Rather than work to address these systemic issues that contribute to the time and cost to develop an appraisal report, the Treasury report would instead like to see greater use of appraisal waivers, AVMs, and hybrid appraisals. While each of these alternatives may be fine in well defined, acute circumstances, they cannot be true replacements for the work of a locally situated field appraiser:
- In the case of appraisal waivers, these often rely as much (if not more so) on the creditworthiness of the borrower to inform the risk profile involved and whether the GSEs will purchase the loan without an appraisal. While underpinned by prior subject and comparable appraisal data, waivers by their very nature can only operate for a certain percentage of lending and in certain areas where homogeneous properties transact regularly.
- With AVMs, they suffer from the same property homogeneity and data regularity faults as a credit-integrated waiver platform, but with the addition of a layer of opacity. While the AVM relies on a range of algorithms to reach a value conclusion, these algorithms are the product of human programmers who will impose their own inherent, implicit biases and preferences into the modeling. Once behind the AVM, however, it is hard to confront those preferences and to seek reconsideration of value.
- Hybrid appraisals – the newest product in the collateral valuation space – have obvious shortcomings inherent in a nascent approach. In the current environment, there is no formal criteria – either in terms of training or oversight during the data collection process – in determining competency when hiring third parties to conduct inspections to collect subject property information and provide images. Indeed, these may be unlicensed, uninsured individuals going into a person’s home without formal training. Beyond the data collection challenges, however, lies the fact that the appraiser who completes the appraisal and does the analysis could be tens, or hundreds, or thousands of miles from the subject property. It is hard to justify the use of an individual at such a physical remove from a community. In fact, the Uniform Standards of Professional Appraisal Practice (USPAP) makes locational competency a key factor in appraisal practice. Using appraisers that lacked locational competency was an identified factor in the run up to the housing problems during the Great Recession.
In short, the solutions have as many inherent problems as those identified by the Treasury report regarding traditional appraisals.
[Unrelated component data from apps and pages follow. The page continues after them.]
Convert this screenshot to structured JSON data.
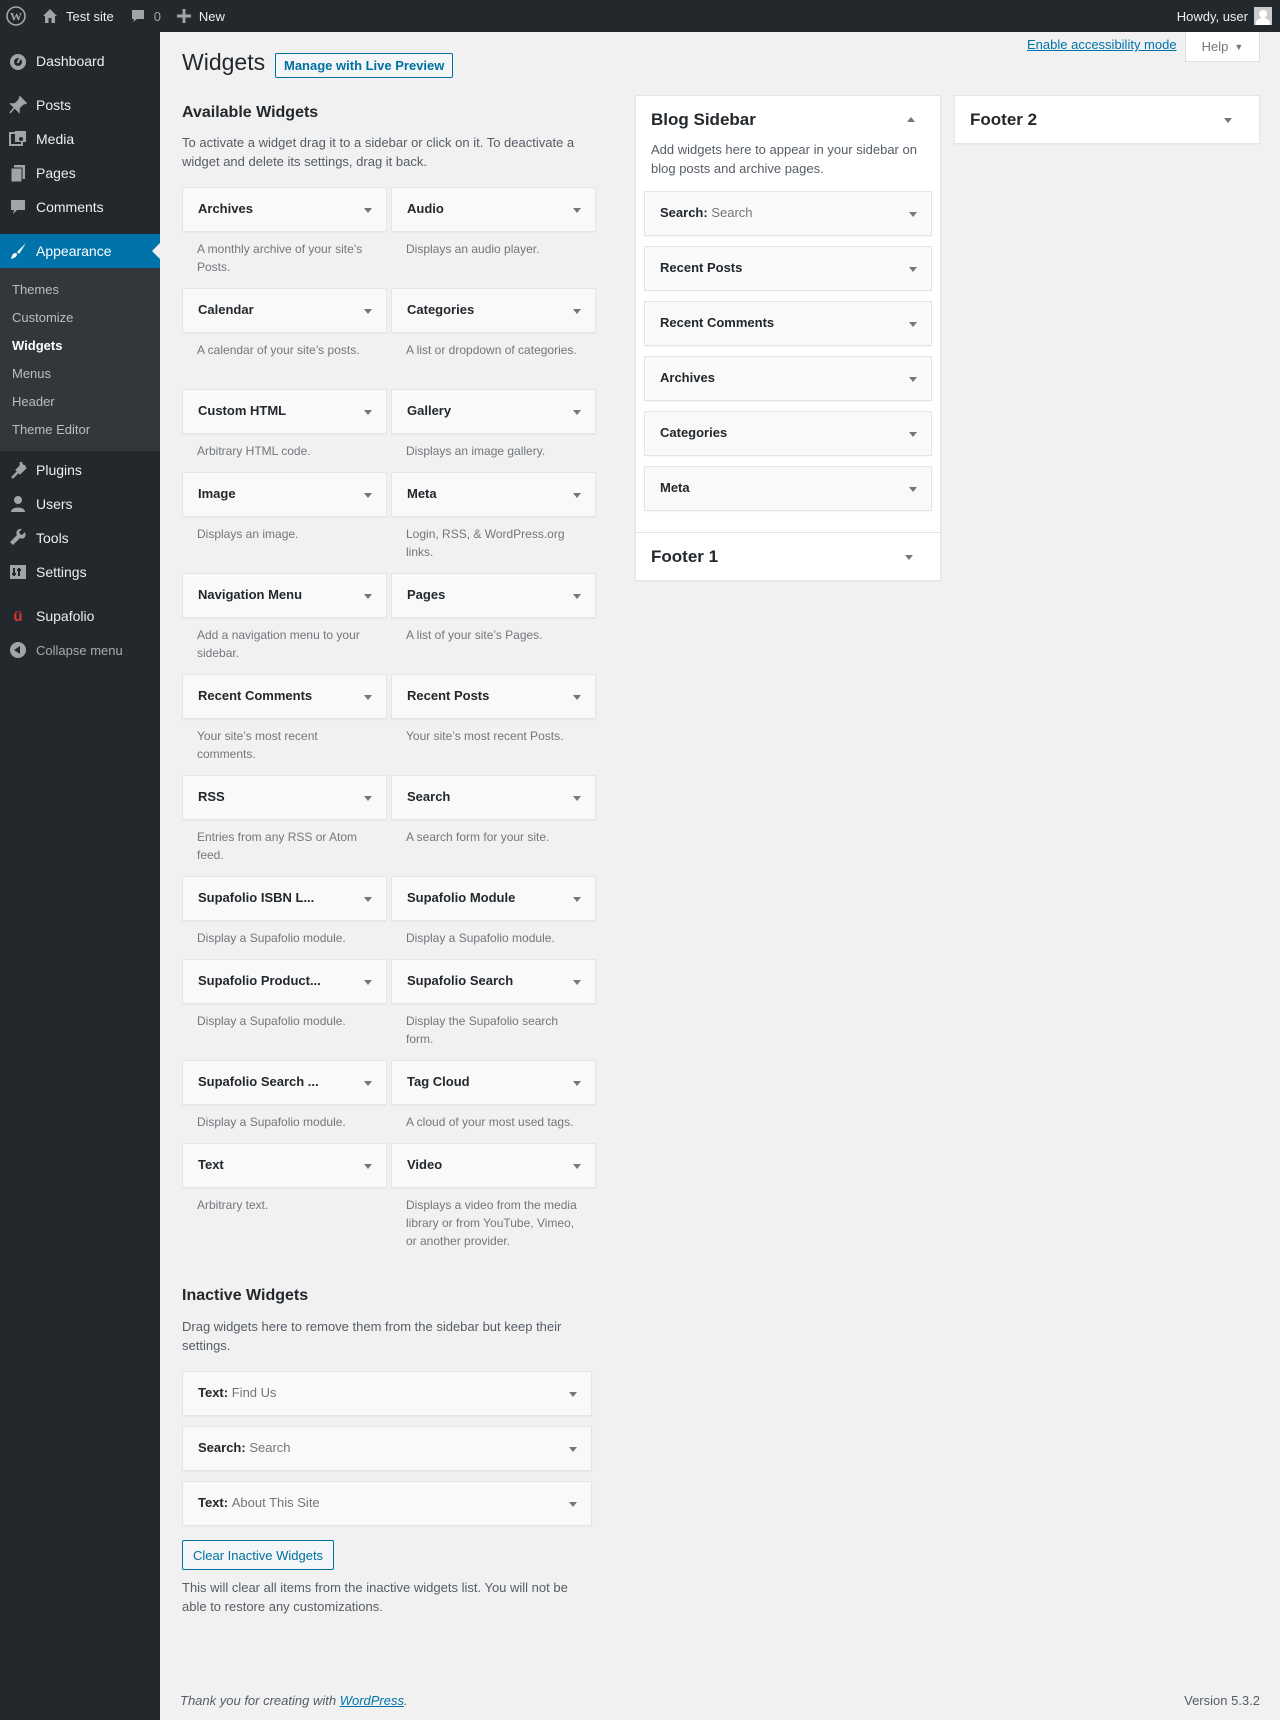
{
  "adminbar": {
    "site_name": "Test site",
    "comments_count": "0",
    "new_label": "New",
    "howdy": "Howdy, user"
  },
  "menu": {
    "items_top": [
      {
        "label": "Dashboard",
        "icon": "dashboard-icon"
      }
    ],
    "items_mid": [
      {
        "label": "Posts",
        "icon": "pin-icon"
      },
      {
        "label": "Media",
        "icon": "media-icon"
      },
      {
        "label": "Pages",
        "icon": "pages-icon"
      },
      {
        "label": "Comments",
        "icon": "comment-icon"
      }
    ],
    "appearance": "Appearance",
    "submenu": [
      "Themes",
      "Customize",
      "Widgets",
      "Menus",
      "Header",
      "Theme Editor"
    ],
    "items_bottom": [
      {
        "label": "Plugins",
        "icon": "plugin-icon"
      },
      {
        "label": "Users",
        "icon": "users-icon"
      },
      {
        "label": "Tools",
        "icon": "wrench-icon"
      },
      {
        "label": "Settings",
        "icon": "settings-icon"
      }
    ],
    "supafolio": "Supafolio",
    "collapse": "Collapse menu"
  },
  "page": {
    "title": "Widgets",
    "live_preview": "Manage with Live Preview",
    "a11y": "Enable accessibility mode",
    "help": "Help"
  },
  "available": {
    "title": "Available Widgets",
    "desc": "To activate a widget drag it to a sidebar or click on it. To deactivate a widget and delete its settings, drag it back.",
    "widgets": [
      {
        "title": "Archives",
        "desc": "A monthly archive of your site’s Posts."
      },
      {
        "title": "Audio",
        "desc": "Displays an audio player."
      },
      {
        "title": "Calendar",
        "desc": "A calendar of your site’s posts."
      },
      {
        "title": "Categories",
        "desc": "A list or dropdown of categories."
      },
      {
        "title": "Custom HTML",
        "desc": "Arbitrary HTML code."
      },
      {
        "title": "Gallery",
        "desc": "Displays an image gallery."
      },
      {
        "title": "Image",
        "desc": "Displays an image."
      },
      {
        "title": "Meta",
        "desc": "Login, RSS, & WordPress.org links."
      },
      {
        "title": "Navigation Menu",
        "desc": "Add a navigation menu to your sidebar."
      },
      {
        "title": "Pages",
        "desc": "A list of your site’s Pages."
      },
      {
        "title": "Recent Comments",
        "desc": "Your site’s most recent comments."
      },
      {
        "title": "Recent Posts",
        "desc": "Your site’s most recent Posts."
      },
      {
        "title": "RSS",
        "desc": "Entries from any RSS or Atom feed."
      },
      {
        "title": "Search",
        "desc": "A search form for your site."
      },
      {
        "title": "Supafolio ISBN L...",
        "desc": "Display a Supafolio module."
      },
      {
        "title": "Supafolio Module",
        "desc": "Display a Supafolio module."
      },
      {
        "title": "Supafolio Product...",
        "desc": "Display a Supafolio module."
      },
      {
        "title": "Supafolio Search",
        "desc": "Display the Supafolio search form."
      },
      {
        "title": "Supafolio Search ...",
        "desc": "Display a Supafolio module."
      },
      {
        "title": "Tag Cloud",
        "desc": "A cloud of your most used tags."
      },
      {
        "title": "Text",
        "desc": "Arbitrary text."
      },
      {
        "title": "Video",
        "desc": "Displays a video from the media library or from YouTube, Vimeo, or another provider."
      }
    ]
  },
  "inactive": {
    "title": "Inactive Widgets",
    "desc": "Drag widgets here to remove them from the sidebar but keep their settings.",
    "widgets": [
      {
        "title": "Text:",
        "sub": "Find Us"
      },
      {
        "title": "Search:",
        "sub": "Search"
      },
      {
        "title": "Text:",
        "sub": "About This Site"
      }
    ],
    "clear_btn": "Clear Inactive Widgets",
    "clear_desc": "This will clear all items from the inactive widgets list. You will not be able to restore any customizations."
  },
  "blog_sidebar": {
    "title": "Blog Sidebar",
    "desc": "Add widgets here to appear in your sidebar on blog posts and archive pages.",
    "widgets": [
      {
        "title": "Search:",
        "sub": "Search"
      },
      {
        "title": "Recent Posts",
        "sub": ""
      },
      {
        "title": "Recent Comments",
        "sub": ""
      },
      {
        "title": "Archives",
        "sub": ""
      },
      {
        "title": "Categories",
        "sub": ""
      },
      {
        "title": "Meta",
        "sub": ""
      }
    ]
  },
  "footer1": {
    "title": "Footer 1"
  },
  "footer2": {
    "title": "Footer 2"
  },
  "footer": {
    "thanks_pre": "Thank you for creating with",
    "link": "WordPress",
    "thanks_post": ".",
    "version": "Version 5.3.2"
  },
  "colors": {
    "accent": "#0073aa",
    "sidebar_bg": "#23282d",
    "submenu_bg": "#32373c",
    "page_bg": "#f1f1f1"
  }
}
ASA believes that, through work with lenders and GSEs, many of the time-consuming overlays and delays can be reduced, resulting in faster delivery of reports without sacrificing quality. Work is ongoing to both modernize the forms used for appraisal reports submitted to the GSEs and on ways to use current technological solutions to make the appraisal process more efficient.
To use flawed alternatives without first maximizing the current appraisal process is troubling, and runs counter both to the need for safety and soundness in the transaction as well as to the protection of the homebuyer – who, in many instances, is making the single largest investment of their lifetime.
ASA is happy to work with its industry partners and Treasury to find more immediate solutions that improve the appraisal process and look forward to our continued evolution as a 21st century profession. If you have any questions or wish to discuss ASA’s views further, please contact John D. Russell, JD, Senior Director of Government Relations and Business Development at 703-733-2103, or by email at firstname.lastname@example.org.
American Society of Appraisers